| Task requirements |
Look at each line of the records and count those with "profile" in them. Please answer with the count alone.
____________________
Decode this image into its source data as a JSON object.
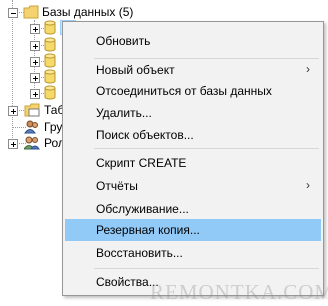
{
  "tree": {
    "databases_label": "Базы данных (5)",
    "tables_label": "Таб",
    "groups_label": "Гру",
    "roles_label": "Рол"
  },
  "menu": {
    "items": [
      {
        "label": "Обновить"
      },
      {
        "label": "Новый объект",
        "submenu": true
      },
      {
        "label": "Отсоединиться от базы данных"
      },
      {
        "label": "Удалить..."
      },
      {
        "label": "Поиск объектов..."
      },
      {
        "label": "Скрипт CREATE"
      },
      {
        "label": "Отчёты",
        "submenu": true
      },
      {
        "label": "Обслуживание..."
      },
      {
        "label": "Резервная копия...",
        "highlighted": true
      },
      {
        "label": "Восстановить..."
      },
      {
        "label": "Свойства..."
      }
    ],
    "submenu_arrow": "›",
    "highlight_color": "#91c9f7"
  },
  "watermark": "REMONTKA.COM"
}
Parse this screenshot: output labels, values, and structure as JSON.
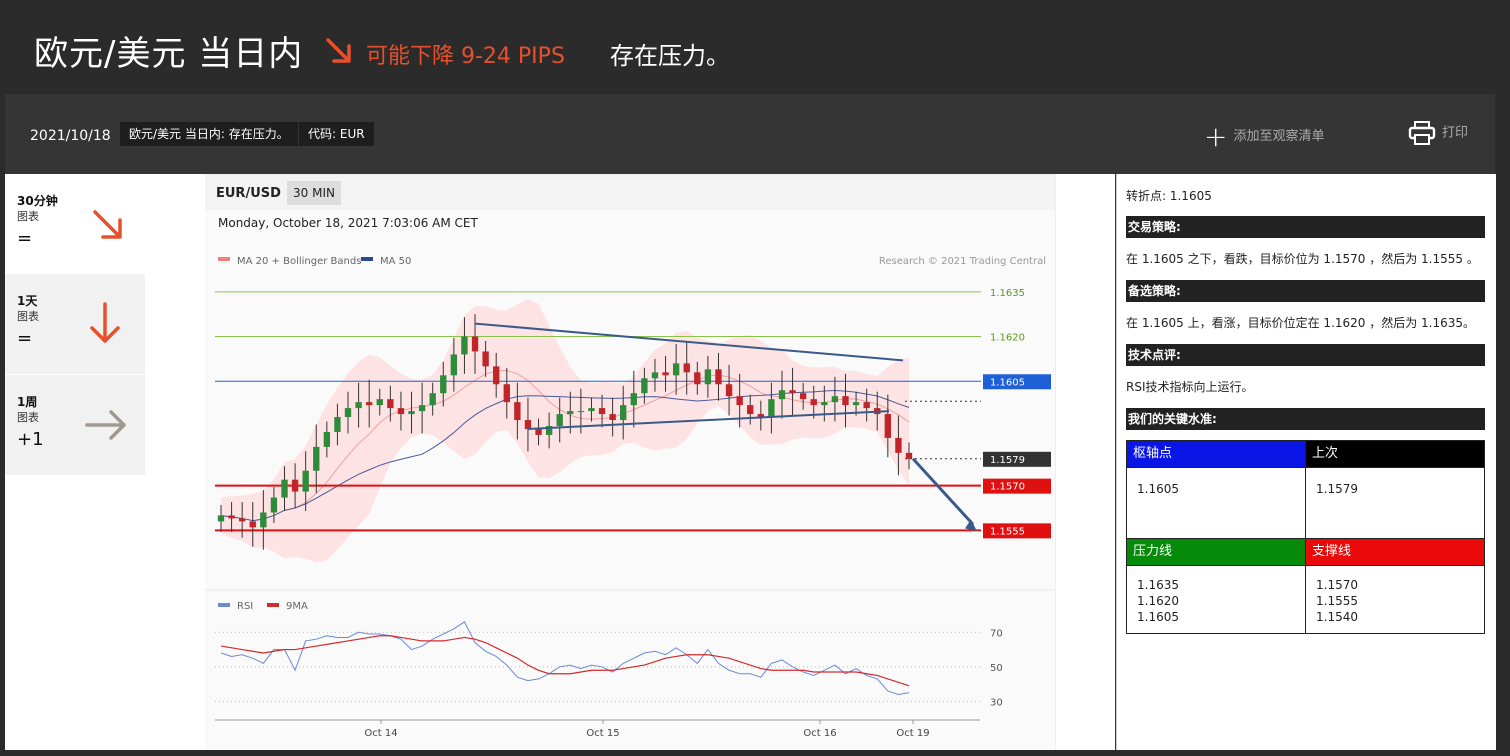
{
  "header": {
    "title": "欧元/美元 当日内",
    "forecast": "可能下降 9-24 PIPS",
    "pressure": "存在压力。"
  },
  "subheader": {
    "date": "2021/10/18",
    "tag_title": "欧元/美元 当日内: 存在压力。",
    "tag_code": "代码: EUR",
    "watchlist": "添加至观察清单",
    "print": "打印"
  },
  "timeframes": [
    {
      "name": "30分钟",
      "sub": "图表",
      "symbol": "=",
      "direction": "down-right",
      "color": "#e8502c"
    },
    {
      "name": "1天",
      "sub": "图表",
      "symbol": "=",
      "direction": "down",
      "color": "#e8502c"
    },
    {
      "name": "1周",
      "sub": "图表",
      "symbol": "+1",
      "direction": "right",
      "color": "#a09990"
    }
  ],
  "chart": {
    "pair": "EUR/USD",
    "timeframe": "30 MIN",
    "timestamp": "Monday, October 18, 2021 7:03:06 AM CET",
    "legend_ma20": "MA 20 + Bollinger Bands",
    "legend_ma50": "MA 50",
    "credit": "Research © 2021 Trading Central",
    "rsi_legend": "RSI",
    "rsi_ma_legend": "9MA",
    "x_labels": [
      "Oct 14",
      "Oct 15",
      "Oct 16",
      "Oct 19"
    ],
    "rsi_levels": [
      "70",
      "50",
      "30"
    ],
    "colors": {
      "bull": "#2e8b3a",
      "bear": "#c0252a",
      "band": "#fde3e3",
      "ma50": "#4a5a9a",
      "trend": "#3a5a8a",
      "rsi": "#6a8ad8",
      "rsi_ma": "#d42a2a"
    }
  },
  "chart_data": {
    "type": "candlestick",
    "ylim": [
      1.1535,
      1.1645
    ],
    "levels": [
      {
        "value": 1.1635,
        "label": "1.1635",
        "kind": "target-up",
        "color": "#8bc34a"
      },
      {
        "value": 1.162,
        "label": "1.1620",
        "kind": "target-up",
        "color": "#8bc34a"
      },
      {
        "value": 1.1605,
        "label": "1.1605",
        "kind": "pivot",
        "color": "#1e5fd8"
      },
      {
        "value": 1.1579,
        "label": "1.1579",
        "kind": "last",
        "color": "#333333"
      },
      {
        "value": 1.157,
        "label": "1.1570",
        "kind": "support",
        "color": "#e01010"
      },
      {
        "value": 1.1555,
        "label": "1.1555",
        "kind": "support",
        "color": "#e01010"
      }
    ],
    "close": [
      1.156,
      1.1559,
      1.1558,
      1.1556,
      1.1561,
      1.1566,
      1.1572,
      1.1568,
      1.1575,
      1.1583,
      1.1588,
      1.1593,
      1.1596,
      1.1598,
      1.1597,
      1.1599,
      1.1596,
      1.1594,
      1.1595,
      1.1597,
      1.1601,
      1.1607,
      1.1614,
      1.162,
      1.1615,
      1.161,
      1.1604,
      1.1598,
      1.1592,
      1.1589,
      1.1587,
      1.159,
      1.1594,
      1.1595,
      1.1595,
      1.1596,
      1.1594,
      1.1592,
      1.1597,
      1.1601,
      1.1606,
      1.1608,
      1.1607,
      1.1611,
      1.1608,
      1.1604,
      1.1609,
      1.1604,
      1.16,
      1.1597,
      1.1594,
      1.1593,
      1.1599,
      1.1602,
      1.1601,
      1.1599,
      1.1597,
      1.1598,
      1.16,
      1.1597,
      1.1598,
      1.1596,
      1.1594,
      1.1586,
      1.1581,
      1.1579
    ],
    "rsi": [
      58,
      56,
      57,
      55,
      52,
      60,
      60,
      48,
      65,
      66,
      68,
      67,
      67,
      70,
      69,
      69,
      68,
      66,
      60,
      62,
      66,
      69,
      72,
      76,
      64,
      59,
      56,
      51,
      44,
      42,
      43,
      46,
      50,
      51,
      49,
      51,
      50,
      47,
      52,
      55,
      58,
      59,
      57,
      61,
      57,
      52,
      60,
      52,
      48,
      46,
      46,
      44,
      52,
      54,
      50,
      47,
      45,
      48,
      51,
      46,
      49,
      45,
      43,
      36,
      34,
      35
    ],
    "rsi_ma": [
      62,
      61,
      60,
      59,
      58,
      59,
      60,
      60,
      61,
      62,
      63,
      64,
      65,
      66,
      67,
      68,
      68,
      67,
      66,
      65,
      65,
      65,
      66,
      67,
      66,
      64,
      61,
      58,
      55,
      51,
      48,
      46,
      46,
      46,
      47,
      48,
      48,
      48,
      49,
      50,
      51,
      53,
      55,
      56,
      57,
      57,
      57,
      56,
      55,
      53,
      51,
      49,
      48,
      48,
      48,
      48,
      47,
      47,
      47,
      47,
      47,
      46,
      45,
      43,
      41,
      39
    ],
    "rsi_ylim": [
      25,
      80
    ],
    "x_labels": [
      "Oct 14",
      "Oct 15",
      "Oct 16",
      "Oct 19"
    ]
  },
  "right": {
    "pivot_text": "转折点: 1.1605",
    "strategy_head": "交易策略:",
    "strategy_text": "在 1.1605 之下，看跌，目标价位为 1.1570 ，然后为 1.1555 。",
    "alt_head": "备选策略:",
    "alt_text": "在 1.1605 上，看涨，目标价位定在 1.1620 ，然后为 1.1635。",
    "comment_head": "技术点评:",
    "comment_text": "RSI技术指标向上运行。",
    "levels_head": "我们的关键水准:",
    "pivot_label": "枢轴点",
    "last_label": "上次",
    "pivot_value": "1.1605",
    "last_value": "1.1579",
    "resistance_label": "压力线",
    "support_label": "支撑线",
    "resistance_values": [
      "1.1635",
      "1.1620",
      "1.1605"
    ],
    "support_values": [
      "1.1570",
      "1.1555",
      "1.1540"
    ],
    "pivot_color": "#0a16e6",
    "last_color": "#000000",
    "resistance_color": "#058a0a",
    "support_color": "#ea0a0a"
  }
}
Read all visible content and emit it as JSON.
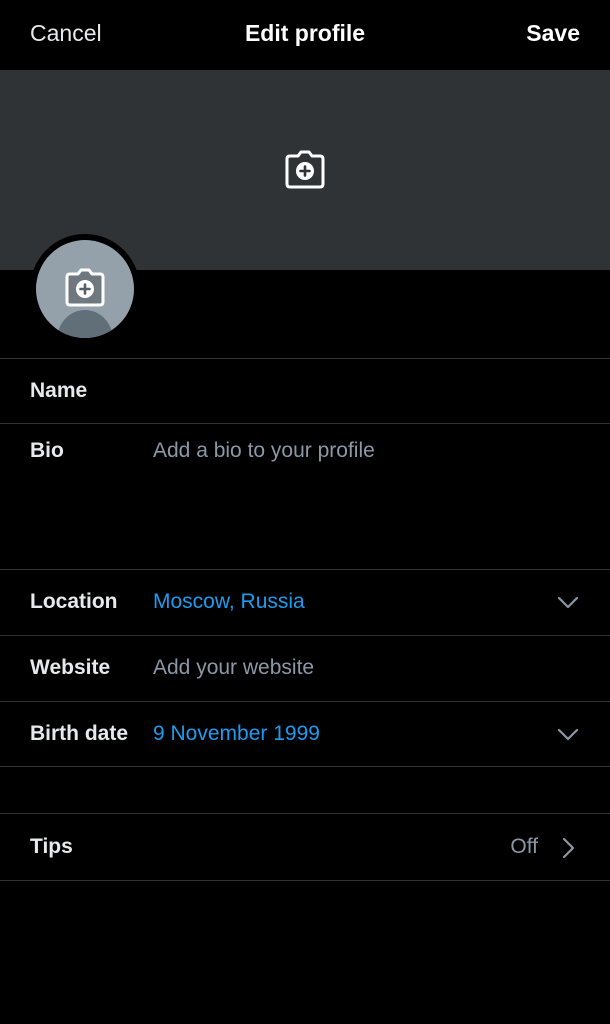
{
  "header": {
    "cancel_label": "Cancel",
    "title": "Edit profile",
    "save_label": "Save"
  },
  "banner": {
    "icon": "camera-plus-icon"
  },
  "avatar": {
    "icon": "camera-plus-icon"
  },
  "fields": {
    "name": {
      "label": "Name",
      "value": ""
    },
    "bio": {
      "label": "Bio",
      "placeholder": "Add a bio to your profile"
    },
    "location": {
      "label": "Location",
      "value": "Moscow, Russia",
      "icon": "chevron-down-icon"
    },
    "website": {
      "label": "Website",
      "placeholder": "Add your website"
    },
    "birth_date": {
      "label": "Birth date",
      "value": "9 November 1999",
      "icon": "chevron-down-icon"
    }
  },
  "tips": {
    "label": "Tips",
    "value": "Off",
    "icon": "chevron-right-icon"
  },
  "colors": {
    "background": "#000000",
    "banner": "#2f3336",
    "accent": "#1d9bf0",
    "placeholder": "#8b98a5",
    "divider": "#2f3336"
  }
}
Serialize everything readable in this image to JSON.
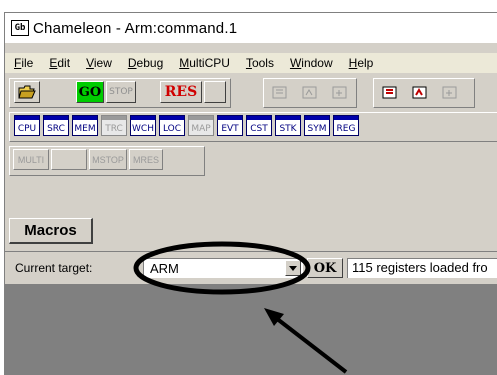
{
  "window": {
    "title": "Chameleon - Arm:command.1",
    "icon_glyph": "Gb"
  },
  "menu": [
    "File",
    "Edit",
    "View",
    "Debug",
    "MultiCPU",
    "Tools",
    "Window",
    "Help"
  ],
  "toolbar1": {
    "go_label": "GO",
    "stop_label": "STOP",
    "res_label": "RES",
    "go_color": "#00cc00",
    "res_color": "#d00000"
  },
  "toolbar2": {
    "buttons": [
      "CPU",
      "SRC",
      "MEM",
      "TRC",
      "WCH",
      "LOC",
      "MAP",
      "EVT",
      "CST",
      "STK",
      "SYM",
      "REG"
    ]
  },
  "toolbar3": {
    "multi_label": "MULTI",
    "mstop_label": "MSTOP",
    "mres_label": "MRES"
  },
  "macros": {
    "label": "Macros"
  },
  "target": {
    "label": "Current target:",
    "value": "ARM",
    "ok_label": "OK",
    "status": "115 registers loaded fro"
  },
  "colors": {
    "annotation": "#000000",
    "workspace": "#808080",
    "chrome": "#d4d0c8"
  }
}
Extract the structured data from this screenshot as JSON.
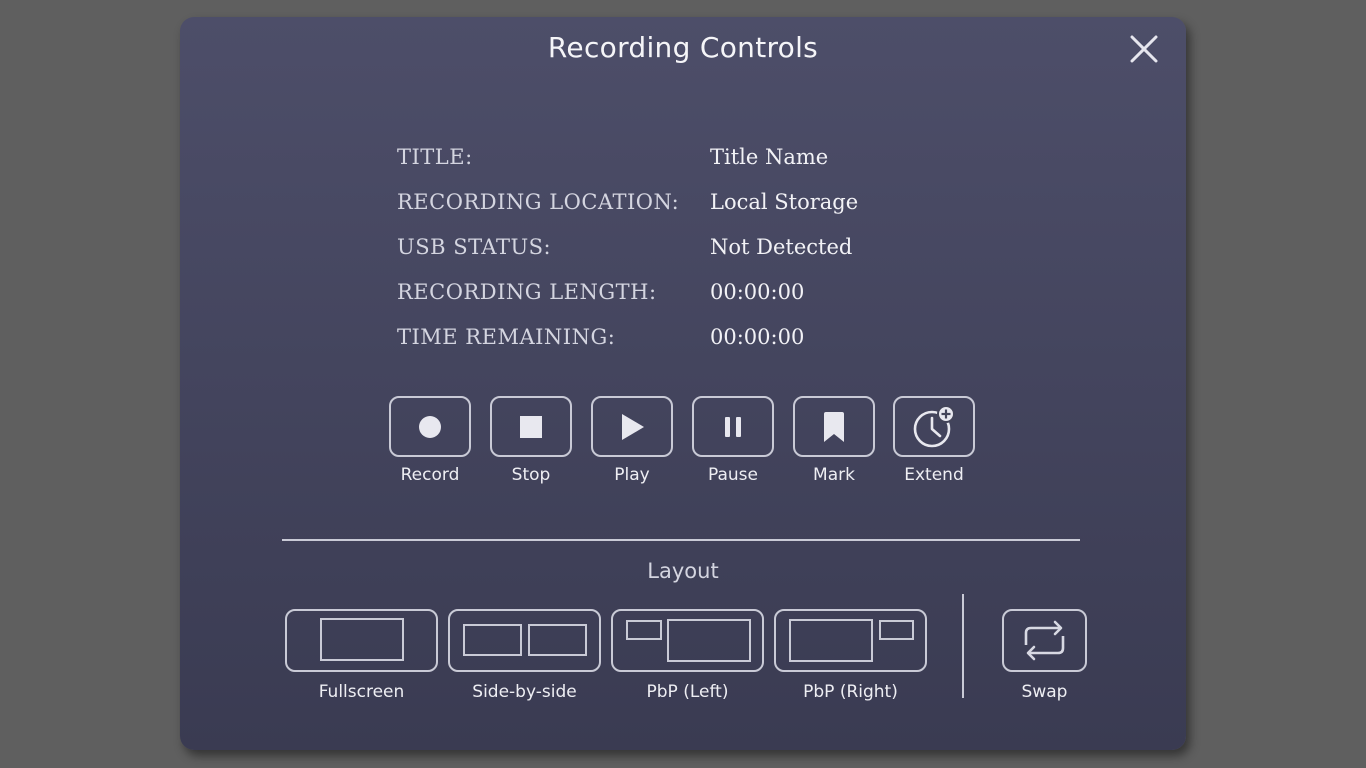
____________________
| Response |
2